▶ _TO DO_
The entries that follow should be written out exactly.

▬▬▬▬▬▬▬▬▬▬

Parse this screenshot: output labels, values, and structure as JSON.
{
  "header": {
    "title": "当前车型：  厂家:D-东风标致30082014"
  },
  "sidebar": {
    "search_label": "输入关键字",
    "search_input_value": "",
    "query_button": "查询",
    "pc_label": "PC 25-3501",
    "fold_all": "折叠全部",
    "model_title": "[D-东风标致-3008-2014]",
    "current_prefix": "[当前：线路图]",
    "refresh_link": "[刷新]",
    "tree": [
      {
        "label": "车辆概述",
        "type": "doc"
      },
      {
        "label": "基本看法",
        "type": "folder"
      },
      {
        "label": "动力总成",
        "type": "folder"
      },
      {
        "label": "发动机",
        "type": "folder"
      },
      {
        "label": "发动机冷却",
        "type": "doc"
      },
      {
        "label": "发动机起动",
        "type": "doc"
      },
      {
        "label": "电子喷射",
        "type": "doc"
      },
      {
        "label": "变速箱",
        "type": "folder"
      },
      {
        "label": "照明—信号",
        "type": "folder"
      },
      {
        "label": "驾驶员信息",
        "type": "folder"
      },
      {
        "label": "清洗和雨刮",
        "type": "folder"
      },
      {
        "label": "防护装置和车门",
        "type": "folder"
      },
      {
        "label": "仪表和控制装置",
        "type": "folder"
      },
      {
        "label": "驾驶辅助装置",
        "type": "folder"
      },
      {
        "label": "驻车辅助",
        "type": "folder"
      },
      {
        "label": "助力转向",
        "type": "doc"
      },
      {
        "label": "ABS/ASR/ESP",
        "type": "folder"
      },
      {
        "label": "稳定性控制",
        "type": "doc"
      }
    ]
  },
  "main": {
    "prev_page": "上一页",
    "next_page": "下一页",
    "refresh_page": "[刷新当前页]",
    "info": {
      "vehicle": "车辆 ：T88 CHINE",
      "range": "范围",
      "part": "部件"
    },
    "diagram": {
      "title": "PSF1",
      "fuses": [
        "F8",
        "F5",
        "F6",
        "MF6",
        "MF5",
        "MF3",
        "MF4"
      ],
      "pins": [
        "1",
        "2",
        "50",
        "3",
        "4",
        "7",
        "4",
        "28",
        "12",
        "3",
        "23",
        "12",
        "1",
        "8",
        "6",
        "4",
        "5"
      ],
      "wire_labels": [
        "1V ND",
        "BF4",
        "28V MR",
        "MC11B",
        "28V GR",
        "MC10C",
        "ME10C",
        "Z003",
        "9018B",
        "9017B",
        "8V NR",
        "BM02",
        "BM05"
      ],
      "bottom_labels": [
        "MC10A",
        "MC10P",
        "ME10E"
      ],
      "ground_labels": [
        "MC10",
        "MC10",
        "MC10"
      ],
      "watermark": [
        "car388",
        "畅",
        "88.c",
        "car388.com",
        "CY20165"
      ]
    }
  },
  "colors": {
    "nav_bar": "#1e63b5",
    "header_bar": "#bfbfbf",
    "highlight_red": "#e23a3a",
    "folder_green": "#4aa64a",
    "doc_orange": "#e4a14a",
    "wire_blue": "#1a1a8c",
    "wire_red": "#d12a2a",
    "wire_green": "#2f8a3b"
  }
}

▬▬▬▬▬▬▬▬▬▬

▶ _RESULT OF THE EXERCISE_
Parse this screenshot: output labels, values, and structure as JSON.
{
  "header": {
    "title": "当前车型：  厂家:D-东风标致30082014"
  },
  "sidebar": {
    "search_label": "输入关键字",
    "search_input_value": "",
    "query_button": "查询",
    "pc_label": "PC 25-3501",
    "fold_all": "折叠全部",
    "model_title": "[D-东风标致-3008-2014]",
    "current_prefix": "[当前：线路图]",
    "refresh_link": "[刷新]",
    "tree": [
      {
        "label": "车辆概述",
        "type": "doc"
      },
      {
        "label": "基本看法",
        "type": "folder"
      },
      {
        "label": "动力总成",
        "type": "folder"
      },
      {
        "label": "发动机",
        "type": "folder"
      },
      {
        "label": "发动机冷却",
        "type": "doc"
      },
      {
        "label": "发动机起动",
        "type": "doc"
      },
      {
        "label": "电子喷射",
        "type": "doc"
      },
      {
        "label": "变速箱",
        "type": "folder"
      },
      {
        "label": "照明—信号",
        "type": "folder"
      },
      {
        "label": "驾驶员信息",
        "type": "folder"
      },
      {
        "label": "清洗和雨刮",
        "type": "folder"
      },
      {
        "label": "防护装置和车门",
        "type": "folder"
      },
      {
        "label": "仪表和控制装置",
        "type": "folder"
      },
      {
        "label": "驾驶辅助装置",
        "type": "folder"
      },
      {
        "label": "驻车辅助",
        "type": "folder"
      },
      {
        "label": "助力转向",
        "type": "doc"
      },
      {
        "label": "ABS/ASR/ESP",
        "type": "folder"
      },
      {
        "label": "稳定性控制",
        "type": "doc"
      }
    ]
  },
  "main": {
    "prev_page": "上一页",
    "next_page": "下一页",
    "refresh_page": "[刷新当前页]",
    "info": {
      "vehicle": "车辆 ：T88 CHINE",
      "range": "范围",
      "part": "部件"
    },
    "diagram": {
      "title": "PSF1",
      "fuses": [
        "F8",
        "F5",
        "F6",
        "MF6",
        "MF5",
        "MF3",
        "MF4"
      ],
      "pins": [
        "1",
        "2",
        "50",
        "3",
        "4",
        "7",
        "4",
        "28",
        "12",
        "3",
        "23",
        "12",
        "1",
        "8",
        "6",
        "4",
        "5"
      ],
      "wire_labels": [
        "1V ND",
        "BF4",
        "28V MR",
        "MC11B",
        "28V GR",
        "MC10C",
        "ME10C",
        "Z003",
        "9018B",
        "9017B",
        "8V NR",
        "BM02",
        "BM05"
      ],
      "bottom_labels": [
        "MC10A",
        "MC10P",
        "ME10E"
      ],
      "ground_labels": [
        "MC10",
        "MC10",
        "MC10"
      ],
      "watermark": [
        "car388",
        "畅",
        "88.c",
        "car388.com",
        "CY20165"
      ]
    }
  },
  "colors": {
    "nav_bar": "#1e63b5",
    "header_bar": "#bfbfbf",
    "highlight_red": "#e23a3a",
    "folder_green": "#4aa64a",
    "doc_orange": "#e4a14a",
    "wire_blue": "#1a1a8c",
    "wire_red": "#d12a2a",
    "wire_green": "#2f8a3b"
  }
}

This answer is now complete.